*Exercise requirements*.
Print all the entries verbatim.

(Task data)

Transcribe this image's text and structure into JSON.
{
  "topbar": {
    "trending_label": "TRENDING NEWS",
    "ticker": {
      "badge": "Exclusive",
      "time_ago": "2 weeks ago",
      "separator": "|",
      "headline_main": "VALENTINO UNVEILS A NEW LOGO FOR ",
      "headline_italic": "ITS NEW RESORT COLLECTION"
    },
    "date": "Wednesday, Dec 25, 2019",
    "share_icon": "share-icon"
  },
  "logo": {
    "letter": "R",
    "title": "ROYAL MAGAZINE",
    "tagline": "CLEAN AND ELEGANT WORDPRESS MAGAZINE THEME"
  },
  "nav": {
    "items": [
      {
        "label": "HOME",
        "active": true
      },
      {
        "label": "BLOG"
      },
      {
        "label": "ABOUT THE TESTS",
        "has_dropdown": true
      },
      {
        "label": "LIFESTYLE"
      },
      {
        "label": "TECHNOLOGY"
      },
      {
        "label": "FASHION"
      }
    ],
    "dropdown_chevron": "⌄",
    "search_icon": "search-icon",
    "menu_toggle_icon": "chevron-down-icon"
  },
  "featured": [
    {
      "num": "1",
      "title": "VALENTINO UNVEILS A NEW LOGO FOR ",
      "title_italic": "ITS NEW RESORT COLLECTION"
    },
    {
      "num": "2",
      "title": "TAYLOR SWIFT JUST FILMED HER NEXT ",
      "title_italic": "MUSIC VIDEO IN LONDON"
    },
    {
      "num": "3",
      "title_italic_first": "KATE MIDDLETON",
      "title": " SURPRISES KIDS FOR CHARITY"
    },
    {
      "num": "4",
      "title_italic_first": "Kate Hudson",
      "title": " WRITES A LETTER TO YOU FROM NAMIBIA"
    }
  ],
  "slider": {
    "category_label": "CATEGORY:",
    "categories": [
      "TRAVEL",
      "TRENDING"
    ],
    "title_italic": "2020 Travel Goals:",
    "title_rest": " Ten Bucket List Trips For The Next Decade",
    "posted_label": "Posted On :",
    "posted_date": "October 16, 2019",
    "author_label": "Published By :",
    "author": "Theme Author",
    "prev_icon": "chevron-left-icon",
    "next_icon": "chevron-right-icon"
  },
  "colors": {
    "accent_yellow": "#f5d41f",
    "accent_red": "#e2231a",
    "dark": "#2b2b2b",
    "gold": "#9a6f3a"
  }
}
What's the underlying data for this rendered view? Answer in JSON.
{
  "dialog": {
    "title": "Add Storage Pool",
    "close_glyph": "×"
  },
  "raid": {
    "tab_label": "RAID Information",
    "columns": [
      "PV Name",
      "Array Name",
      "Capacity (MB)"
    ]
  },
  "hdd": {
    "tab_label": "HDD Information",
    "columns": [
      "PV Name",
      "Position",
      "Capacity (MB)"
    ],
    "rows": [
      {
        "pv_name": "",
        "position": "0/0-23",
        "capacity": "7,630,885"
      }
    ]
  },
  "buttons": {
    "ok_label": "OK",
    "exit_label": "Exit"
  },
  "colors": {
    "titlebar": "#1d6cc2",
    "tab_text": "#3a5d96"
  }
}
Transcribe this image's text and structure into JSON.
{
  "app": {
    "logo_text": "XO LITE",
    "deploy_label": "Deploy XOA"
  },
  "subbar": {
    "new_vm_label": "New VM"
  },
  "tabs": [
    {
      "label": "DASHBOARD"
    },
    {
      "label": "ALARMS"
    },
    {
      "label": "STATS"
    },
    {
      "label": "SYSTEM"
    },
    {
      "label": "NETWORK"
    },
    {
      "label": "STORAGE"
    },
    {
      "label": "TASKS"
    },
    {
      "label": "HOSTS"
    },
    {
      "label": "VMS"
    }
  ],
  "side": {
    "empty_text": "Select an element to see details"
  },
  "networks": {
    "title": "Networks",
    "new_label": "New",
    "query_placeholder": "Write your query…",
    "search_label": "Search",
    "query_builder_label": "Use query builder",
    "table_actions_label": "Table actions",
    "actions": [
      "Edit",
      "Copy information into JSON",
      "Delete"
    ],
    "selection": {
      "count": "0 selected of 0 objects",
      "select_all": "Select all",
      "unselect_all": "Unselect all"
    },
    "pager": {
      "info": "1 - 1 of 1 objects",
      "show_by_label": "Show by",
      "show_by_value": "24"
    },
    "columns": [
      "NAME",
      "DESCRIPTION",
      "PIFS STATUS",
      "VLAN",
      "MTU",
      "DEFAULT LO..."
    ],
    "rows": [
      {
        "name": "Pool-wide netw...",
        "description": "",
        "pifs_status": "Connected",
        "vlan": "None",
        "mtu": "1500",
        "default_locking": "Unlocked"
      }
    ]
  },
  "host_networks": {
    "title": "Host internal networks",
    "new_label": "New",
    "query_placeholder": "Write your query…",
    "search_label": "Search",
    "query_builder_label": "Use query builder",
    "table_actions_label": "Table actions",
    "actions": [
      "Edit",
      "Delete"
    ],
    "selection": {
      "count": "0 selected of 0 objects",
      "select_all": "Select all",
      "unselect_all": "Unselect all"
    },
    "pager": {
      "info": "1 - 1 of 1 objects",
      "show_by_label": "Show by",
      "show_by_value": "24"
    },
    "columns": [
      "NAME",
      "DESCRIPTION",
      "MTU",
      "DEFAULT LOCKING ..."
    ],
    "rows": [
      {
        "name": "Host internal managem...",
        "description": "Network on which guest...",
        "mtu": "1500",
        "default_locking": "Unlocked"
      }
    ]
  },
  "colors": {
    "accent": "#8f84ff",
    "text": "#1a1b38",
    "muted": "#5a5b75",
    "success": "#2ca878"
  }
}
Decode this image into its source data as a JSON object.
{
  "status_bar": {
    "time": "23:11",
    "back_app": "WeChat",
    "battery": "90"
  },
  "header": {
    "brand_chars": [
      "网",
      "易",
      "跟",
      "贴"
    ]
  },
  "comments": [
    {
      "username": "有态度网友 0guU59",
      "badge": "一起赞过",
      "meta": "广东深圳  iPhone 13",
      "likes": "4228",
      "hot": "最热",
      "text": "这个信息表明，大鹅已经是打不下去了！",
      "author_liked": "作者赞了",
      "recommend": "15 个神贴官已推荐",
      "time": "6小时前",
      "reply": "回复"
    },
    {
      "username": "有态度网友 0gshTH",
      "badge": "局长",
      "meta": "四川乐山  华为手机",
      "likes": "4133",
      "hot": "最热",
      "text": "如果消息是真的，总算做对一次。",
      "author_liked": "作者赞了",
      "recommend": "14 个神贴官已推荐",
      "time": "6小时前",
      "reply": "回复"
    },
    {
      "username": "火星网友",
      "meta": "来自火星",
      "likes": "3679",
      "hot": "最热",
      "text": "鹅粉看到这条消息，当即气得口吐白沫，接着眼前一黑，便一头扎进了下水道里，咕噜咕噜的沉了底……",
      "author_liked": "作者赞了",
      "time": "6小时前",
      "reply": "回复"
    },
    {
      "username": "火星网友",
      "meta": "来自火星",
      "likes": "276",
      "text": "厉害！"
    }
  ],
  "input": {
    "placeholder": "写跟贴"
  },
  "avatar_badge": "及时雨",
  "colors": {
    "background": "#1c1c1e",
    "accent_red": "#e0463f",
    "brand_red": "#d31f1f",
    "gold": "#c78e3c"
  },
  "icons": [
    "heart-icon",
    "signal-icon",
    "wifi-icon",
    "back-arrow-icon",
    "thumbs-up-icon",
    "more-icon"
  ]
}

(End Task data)

*Task response*.
Transcribe this image's text and structure into JSON.
{
  "topbar": {
    "trending_label": "TRENDING NEWS",
    "ticker": {
      "badge": "Exclusive",
      "time_ago": "2 weeks ago",
      "separator": "|",
      "headline_main": "VALENTINO UNVEILS A NEW LOGO FOR ",
      "headline_italic": "ITS NEW RESORT COLLECTION"
    },
    "date": "Wednesday, Dec 25, 2019",
    "share_icon": "share-icon"
  },
  "logo": {
    "letter": "R",
    "title": "ROYAL MAGAZINE",
    "tagline": "CLEAN AND ELEGANT WORDPRESS MAGAZINE THEME"
  },
  "nav": {
    "items": [
      {
        "label": "HOME",
        "active": true
      },
      {
        "label": "BLOG"
      },
      {
        "label": "ABOUT THE TESTS",
        "has_dropdown": true
      },
      {
        "label": "LIFESTYLE"
      },
      {
        "label": "TECHNOLOGY"
      },
      {
        "label": "FASHION"
      }
    ],
    "dropdown_chevron": "⌄",
    "search_icon": "search-icon",
    "menu_toggle_icon": "chevron-down-icon"
  },
  "featured": [
    {
      "num": "1",
      "title": "VALENTINO UNVEILS A NEW LOGO FOR ",
      "title_italic": "ITS NEW RESORT COLLECTION"
    },
    {
      "num": "2",
      "title": "TAYLOR SWIFT JUST FILMED HER NEXT ",
      "title_italic": "MUSIC VIDEO IN LONDON"
    },
    {
      "num": "3",
      "title_italic_first": "KATE MIDDLETON",
      "title": " SURPRISES KIDS FOR CHARITY"
    },
    {
      "num": "4",
      "title_italic_first": "Kate Hudson",
      "title": " WRITES A LETTER TO YOU FROM NAMIBIA"
    }
  ],
  "slider": {
    "category_label": "CATEGORY:",
    "categories": [
      "TRAVEL",
      "TRENDING"
    ],
    "title_italic": "2020 Travel Goals:",
    "title_rest": " Ten Bucket List Trips For The Next Decade",
    "posted_label": "Posted On :",
    "posted_date": "October 16, 2019",
    "author_label": "Published By :",
    "author": "Theme Author",
    "prev_icon": "chevron-left-icon",
    "next_icon": "chevron-right-icon"
  },
  "colors": {
    "accent_yellow": "#f5d41f",
    "accent_red": "#e2231a",
    "dark": "#2b2b2b",
    "gold": "#9a6f3a"
  }
}
What's the underlying data for this rendered view? Answer in JSON.
{
  "dialog": {
    "title": "Add Storage Pool",
    "close_glyph": "×"
  },
  "raid": {
    "tab_label": "RAID Information",
    "columns": [
      "PV Name",
      "Array Name",
      "Capacity (MB)"
    ]
  },
  "hdd": {
    "tab_label": "HDD Information",
    "columns": [
      "PV Name",
      "Position",
      "Capacity (MB)"
    ],
    "rows": [
      {
        "pv_name": "",
        "position": "0/0-23",
        "capacity": "7,630,885"
      }
    ]
  },
  "buttons": {
    "ok_label": "OK",
    "exit_label": "Exit"
  },
  "colors": {
    "titlebar": "#1d6cc2",
    "tab_text": "#3a5d96"
  }
}
Transcribe this image's text and structure into JSON.
{
  "app": {
    "logo_text": "XO LITE",
    "deploy_label": "Deploy XOA"
  },
  "subbar": {
    "new_vm_label": "New VM"
  },
  "tabs": [
    {
      "label": "DASHBOARD"
    },
    {
      "label": "ALARMS"
    },
    {
      "label": "STATS"
    },
    {
      "label": "SYSTEM"
    },
    {
      "label": "NETWORK"
    },
    {
      "label": "STORAGE"
    },
    {
      "label": "TASKS"
    },
    {
      "label": "HOSTS"
    },
    {
      "label": "VMS"
    }
  ],
  "side": {
    "empty_text": "Select an element to see details"
  },
  "networks": {
    "title": "Networks",
    "new_label": "New",
    "query_placeholder": "Write your query…",
    "search_label": "Search",
    "query_builder_label": "Use query builder",
    "table_actions_label": "Table actions",
    "actions": [
      "Edit",
      "Copy information into JSON",
      "Delete"
    ],
    "selection": {
      "count": "0 selected of 0 objects",
      "select_all": "Select all",
      "unselect_all": "Unselect all"
    },
    "pager": {
      "info": "1 - 1 of 1 objects",
      "show_by_label": "Show by",
      "show_by_value": "24"
    },
    "columns": [
      "NAME",
      "DESCRIPTION",
      "PIFS STATUS",
      "VLAN",
      "MTU",
      "DEFAULT LO..."
    ],
    "rows": [
      {
        "name": "Pool-wide netw...",
        "description": "",
        "pifs_status": "Connected",
        "vlan": "None",
        "mtu": "1500",
        "default_locking": "Unlocked"
      }
    ]
  },
  "host_networks": {
    "title": "Host internal networks",
    "new_label": "New",
    "query_placeholder": "Write your query…",
    "search_label": "Search",
    "query_builder_label": "Use query builder",
    "table_actions_label": "Table actions",
    "actions": [
      "Edit",
      "Delete"
    ],
    "selection": {
      "count": "0 selected of 0 objects",
      "select_all": "Select all",
      "unselect_all": "Unselect all"
    },
    "pager": {
      "info": "1 - 1 of 1 objects",
      "show_by_label": "Show by",
      "show_by_value": "24"
    },
    "columns": [
      "NAME",
      "DESCRIPTION",
      "MTU",
      "DEFAULT LOCKING ..."
    ],
    "rows": [
      {
        "name": "Host internal managem...",
        "description": "Network on which guest...",
        "mtu": "1500",
        "default_locking": "Unlocked"
      }
    ]
  },
  "colors": {
    "accent": "#8f84ff",
    "text": "#1a1b38",
    "muted": "#5a5b75",
    "success": "#2ca878"
  }
}
Decode this image into its source data as a JSON object.
{
  "status_bar": {
    "time": "23:11",
    "back_app": "WeChat",
    "battery": "90"
  },
  "header": {
    "brand_chars": [
      "网",
      "易",
      "跟",
      "贴"
    ]
  },
  "comments": [
    {
      "username": "有态度网友 0guU59",
      "badge": "一起赞过",
      "meta": "广东深圳  iPhone 13",
      "likes": "4228",
      "hot": "最热",
      "text": "这个信息表明，大鹅已经是打不下去了！",
      "author_liked": "作者赞了",
      "recommend": "15 个神贴官已推荐",
      "time": "6小时前",
      "reply": "回复"
    },
    {
      "username": "有态度网友 0gshTH",
      "badge": "局长",
      "meta": "四川乐山  华为手机",
      "likes": "4133",
      "hot": "最热",
      "text": "如果消息是真的，总算做对一次。",
      "author_liked": "作者赞了",
      "recommend": "14 个神贴官已推荐",
      "time": "6小时前",
      "reply": "回复"
    },
    {
      "username": "火星网友",
      "meta": "来自火星",
      "likes": "3679",
      "hot": "最热",
      "text": "鹅粉看到这条消息，当即气得口吐白沫，接着眼前一黑，便一头扎进了下水道里，咕噜咕噜的沉了底……",
      "author_liked": "作者赞了",
      "time": "6小时前",
      "reply": "回复"
    },
    {
      "username": "火星网友",
      "meta": "来自火星",
      "likes": "276",
      "text": "厉害！"
    }
  ],
  "input": {
    "placeholder": "写跟贴"
  },
  "avatar_badge": "及时雨",
  "colors": {
    "background": "#1c1c1e",
    "accent_red": "#e0463f",
    "brand_red": "#d31f1f",
    "gold": "#c78e3c"
  },
  "icons": [
    "heart-icon",
    "signal-icon",
    "wifi-icon",
    "back-arrow-icon",
    "thumbs-up-icon",
    "more-icon"
  ]
}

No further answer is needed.